Last week, Folio Weekly published my Backpage Editorial regarding the ethics and legality of the Jacksonville General Counsel’s opinion stating that Duval County Public Schools must first obtain the approval of the City Council and the mayor before its sales tax referendum can be placed on the November 2019 ballot. Then, last week, Mayor Lenny Curry stated that he wants the referendum to be delayed until November 2020, and that he would not approve it unless the school board gives him year-by-year projections for the sales tax revenue, the total cost for the work, and a cost analysis per location including transparent accounting. However, in my opinion, in making these demands, Curry is violating the Florida Constitution and the Florida Statutes.
Turning first to the Florida Constitution, Article IX, Section 4(b) states that “the school board shall operate, control and supervise all free public schools … and determine the rate of school district taxes.” As such, it is clear that Curry is violating the Florida Constitution when he attempts to control the school board’s maintenance plan. Simply put, he has no role in operating, controlling or supervising our free public schools or in determining the rate of school district taxes.

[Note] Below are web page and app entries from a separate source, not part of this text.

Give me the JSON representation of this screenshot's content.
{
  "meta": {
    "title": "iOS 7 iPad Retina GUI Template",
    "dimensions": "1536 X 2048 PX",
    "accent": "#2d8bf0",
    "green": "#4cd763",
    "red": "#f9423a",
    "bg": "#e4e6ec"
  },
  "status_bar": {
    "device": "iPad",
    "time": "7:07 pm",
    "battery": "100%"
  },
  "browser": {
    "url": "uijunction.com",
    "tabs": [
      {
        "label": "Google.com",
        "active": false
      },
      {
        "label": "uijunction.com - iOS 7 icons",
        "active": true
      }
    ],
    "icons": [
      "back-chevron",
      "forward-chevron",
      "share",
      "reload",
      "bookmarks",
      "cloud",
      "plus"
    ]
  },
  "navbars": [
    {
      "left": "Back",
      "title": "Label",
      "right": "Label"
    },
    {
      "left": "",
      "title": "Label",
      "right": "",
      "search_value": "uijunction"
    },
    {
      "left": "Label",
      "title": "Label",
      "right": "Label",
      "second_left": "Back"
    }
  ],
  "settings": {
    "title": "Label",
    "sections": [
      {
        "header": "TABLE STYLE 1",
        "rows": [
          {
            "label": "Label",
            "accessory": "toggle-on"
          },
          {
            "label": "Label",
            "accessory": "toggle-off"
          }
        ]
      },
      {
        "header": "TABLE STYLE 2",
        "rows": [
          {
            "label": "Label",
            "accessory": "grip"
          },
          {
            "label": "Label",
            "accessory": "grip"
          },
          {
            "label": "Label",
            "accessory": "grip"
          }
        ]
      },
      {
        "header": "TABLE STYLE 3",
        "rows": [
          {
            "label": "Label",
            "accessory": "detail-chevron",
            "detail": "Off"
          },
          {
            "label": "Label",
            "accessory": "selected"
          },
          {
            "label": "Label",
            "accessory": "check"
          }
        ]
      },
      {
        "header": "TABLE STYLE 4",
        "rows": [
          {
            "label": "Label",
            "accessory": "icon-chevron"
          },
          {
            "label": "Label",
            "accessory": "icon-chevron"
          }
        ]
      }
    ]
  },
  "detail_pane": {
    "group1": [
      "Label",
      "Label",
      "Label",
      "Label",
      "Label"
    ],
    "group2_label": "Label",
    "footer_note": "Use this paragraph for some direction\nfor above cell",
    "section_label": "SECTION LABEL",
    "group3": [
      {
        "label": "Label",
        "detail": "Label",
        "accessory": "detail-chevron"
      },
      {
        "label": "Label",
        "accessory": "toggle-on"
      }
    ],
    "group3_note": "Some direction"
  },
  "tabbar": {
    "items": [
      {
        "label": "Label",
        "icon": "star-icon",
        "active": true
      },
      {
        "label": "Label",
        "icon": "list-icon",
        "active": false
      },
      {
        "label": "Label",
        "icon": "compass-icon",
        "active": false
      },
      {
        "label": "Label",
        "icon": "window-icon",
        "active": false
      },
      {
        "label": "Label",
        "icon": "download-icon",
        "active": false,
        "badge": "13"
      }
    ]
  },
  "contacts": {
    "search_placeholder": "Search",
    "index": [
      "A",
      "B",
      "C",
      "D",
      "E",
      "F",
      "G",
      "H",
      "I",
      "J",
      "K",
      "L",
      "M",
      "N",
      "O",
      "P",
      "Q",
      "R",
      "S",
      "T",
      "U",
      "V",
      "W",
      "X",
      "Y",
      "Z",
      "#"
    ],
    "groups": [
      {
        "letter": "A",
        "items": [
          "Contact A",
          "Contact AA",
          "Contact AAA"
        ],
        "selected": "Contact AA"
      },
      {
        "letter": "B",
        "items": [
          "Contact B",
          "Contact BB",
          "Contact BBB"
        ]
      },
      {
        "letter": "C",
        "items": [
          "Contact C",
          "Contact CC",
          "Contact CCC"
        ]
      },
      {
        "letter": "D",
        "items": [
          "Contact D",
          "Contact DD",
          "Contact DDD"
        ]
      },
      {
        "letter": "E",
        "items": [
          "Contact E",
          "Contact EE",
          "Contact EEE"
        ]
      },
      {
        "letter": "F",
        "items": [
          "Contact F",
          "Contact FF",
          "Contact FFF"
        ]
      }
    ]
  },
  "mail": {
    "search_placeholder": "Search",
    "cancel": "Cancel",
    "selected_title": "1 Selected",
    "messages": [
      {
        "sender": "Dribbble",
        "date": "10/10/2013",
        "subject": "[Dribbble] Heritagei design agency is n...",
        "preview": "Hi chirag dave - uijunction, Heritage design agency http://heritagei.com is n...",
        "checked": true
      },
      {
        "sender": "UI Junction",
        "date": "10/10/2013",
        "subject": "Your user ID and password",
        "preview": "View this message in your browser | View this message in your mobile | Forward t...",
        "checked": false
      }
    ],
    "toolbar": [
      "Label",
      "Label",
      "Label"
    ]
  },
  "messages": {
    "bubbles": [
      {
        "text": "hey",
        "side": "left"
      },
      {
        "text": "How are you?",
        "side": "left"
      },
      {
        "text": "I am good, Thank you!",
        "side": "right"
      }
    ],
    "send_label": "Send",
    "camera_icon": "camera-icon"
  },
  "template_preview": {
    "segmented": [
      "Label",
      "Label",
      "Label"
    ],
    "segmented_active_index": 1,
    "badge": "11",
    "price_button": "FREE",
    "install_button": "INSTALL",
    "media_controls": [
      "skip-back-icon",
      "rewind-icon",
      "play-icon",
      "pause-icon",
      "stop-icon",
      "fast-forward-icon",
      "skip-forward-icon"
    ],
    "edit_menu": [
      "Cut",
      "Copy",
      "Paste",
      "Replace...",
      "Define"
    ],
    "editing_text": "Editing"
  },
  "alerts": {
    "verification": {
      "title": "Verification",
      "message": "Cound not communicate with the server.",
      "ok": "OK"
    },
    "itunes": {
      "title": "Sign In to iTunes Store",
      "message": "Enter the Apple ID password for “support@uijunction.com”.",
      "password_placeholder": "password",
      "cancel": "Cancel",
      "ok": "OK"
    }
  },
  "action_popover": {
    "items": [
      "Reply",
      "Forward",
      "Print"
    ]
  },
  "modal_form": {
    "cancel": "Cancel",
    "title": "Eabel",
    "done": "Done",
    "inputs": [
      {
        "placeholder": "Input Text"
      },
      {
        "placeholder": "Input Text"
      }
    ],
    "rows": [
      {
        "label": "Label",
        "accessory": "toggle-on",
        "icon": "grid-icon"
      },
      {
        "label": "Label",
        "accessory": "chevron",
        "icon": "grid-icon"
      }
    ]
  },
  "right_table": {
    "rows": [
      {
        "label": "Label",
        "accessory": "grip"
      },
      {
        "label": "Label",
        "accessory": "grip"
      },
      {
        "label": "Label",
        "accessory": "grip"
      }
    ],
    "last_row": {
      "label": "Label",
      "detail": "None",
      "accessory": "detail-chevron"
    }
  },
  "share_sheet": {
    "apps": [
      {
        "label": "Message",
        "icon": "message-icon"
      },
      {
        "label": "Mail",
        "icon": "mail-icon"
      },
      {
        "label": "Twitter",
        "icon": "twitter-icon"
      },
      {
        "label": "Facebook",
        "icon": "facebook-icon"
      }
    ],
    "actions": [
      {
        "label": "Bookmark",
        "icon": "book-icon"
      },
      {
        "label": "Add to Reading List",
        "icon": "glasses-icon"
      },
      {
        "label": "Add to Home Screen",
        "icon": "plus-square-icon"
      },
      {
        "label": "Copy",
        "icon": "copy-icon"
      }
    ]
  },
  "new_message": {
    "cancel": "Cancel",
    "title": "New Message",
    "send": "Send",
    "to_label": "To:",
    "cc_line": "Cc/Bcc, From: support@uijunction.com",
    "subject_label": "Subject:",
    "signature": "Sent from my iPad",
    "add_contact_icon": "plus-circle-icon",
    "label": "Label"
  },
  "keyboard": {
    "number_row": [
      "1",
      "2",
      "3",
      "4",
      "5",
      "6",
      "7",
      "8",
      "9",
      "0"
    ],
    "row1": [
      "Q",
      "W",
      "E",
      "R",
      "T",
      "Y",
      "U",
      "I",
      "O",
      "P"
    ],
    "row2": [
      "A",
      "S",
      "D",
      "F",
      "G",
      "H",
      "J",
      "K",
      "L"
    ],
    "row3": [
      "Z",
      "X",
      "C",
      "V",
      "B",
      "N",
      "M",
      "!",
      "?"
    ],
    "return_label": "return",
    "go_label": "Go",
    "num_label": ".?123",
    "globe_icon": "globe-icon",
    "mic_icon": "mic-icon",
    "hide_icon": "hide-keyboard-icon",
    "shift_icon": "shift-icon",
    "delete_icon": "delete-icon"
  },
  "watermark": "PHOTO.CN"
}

Considering Florida statutory law, Curry is first violating Section 1001.42, which sets forth a school board’s power in Florida. Of particular importance here is subpart 11(c): “Maintenance and upkeep of school plant. Provide adequately for the proper maintenance and upkeep of school plants, so that students may attend school without sanitary or physical hazards, and provide for the necessary heat, lights, water, power, and other supplies and utilities necessary for the operation of the schools.”
As such, it is the school board’s duty to make sure that students have adequate power and utilities, the major problem for which the school board referendum was conceived to address. Then, Part 12 of Section 1001.42 makes clear that the school board alone has the financial power to assure that students have adequate educational facilities. Consequently, Curry is violating section 1001.42 when he attempts to control the terms of the school board’s maintenance plan or its power to adequately finance our county’s educational facilities.
Second, Curry is also in violation of Section 212.055(6). Subpart (a) states that the school board can levy sales taxes. Subpart (b) states that it can prepare a resolution that shall include a brief and general description of the project that the sales tax will fund. Subpart (c) states that the school board will assure that the school board’s plans for using the sales tax revenue satisfy the other requirements set forth in that subpart. Finally, subpart (d) states that the Department of Revenue shall distribute the money collected from the sales tax to the school board.
As such, it’s clear that the statute gives the school board all of the powers and duties to prepare both the referendum and the plans for spending sales tax revenues. Significantly, subparts (b) and(c) make it clear that the school board is supposed to prepare the resolution and the plan for the use of the sales tax revenues before the resolution and plan are even sent to the City Council and the mayor to be put on the ballot. Accordingly, Curry is violating this statute when he claims that he can prevent the school board’s referendum from being placed on the ballot unless he approves of the school board’s maintenance plan.
As for the City Council and the mayor’s duty to choose the election date, the General Counsel’s opinion correctly notes that they have that power under section 212.055(6). However, they do not have the absolute discretion to choose any date for the election. In 1998, the Florida Attorney General made that clear in in Att. Gen Opin. (AGO) 98-29, which states, “It should be recognized, however, that it is the school board, not the county, seeking to impose the surcharge and, accordingly, the board of county commissioners should work together with the school board to determine a date that is amenable to that governmental body.” According to the Cambridge Dictionary, the word ‘amenable’ means ‘willing to accept.’ Thus, the Attorney General’s opinion establishes that the City Council and the mayor should be willing to accept the School Board’s suggestion that the referendum vote should occur this November.
Based on the foregoing, it is my opinion that Curry is violating the Florida Constitution and Florida statutory law when he attempts to hold the school board’s referendum hostage until his demands are met.
Bork is a Jacksonville-based attorney with more than 20 years’ experience.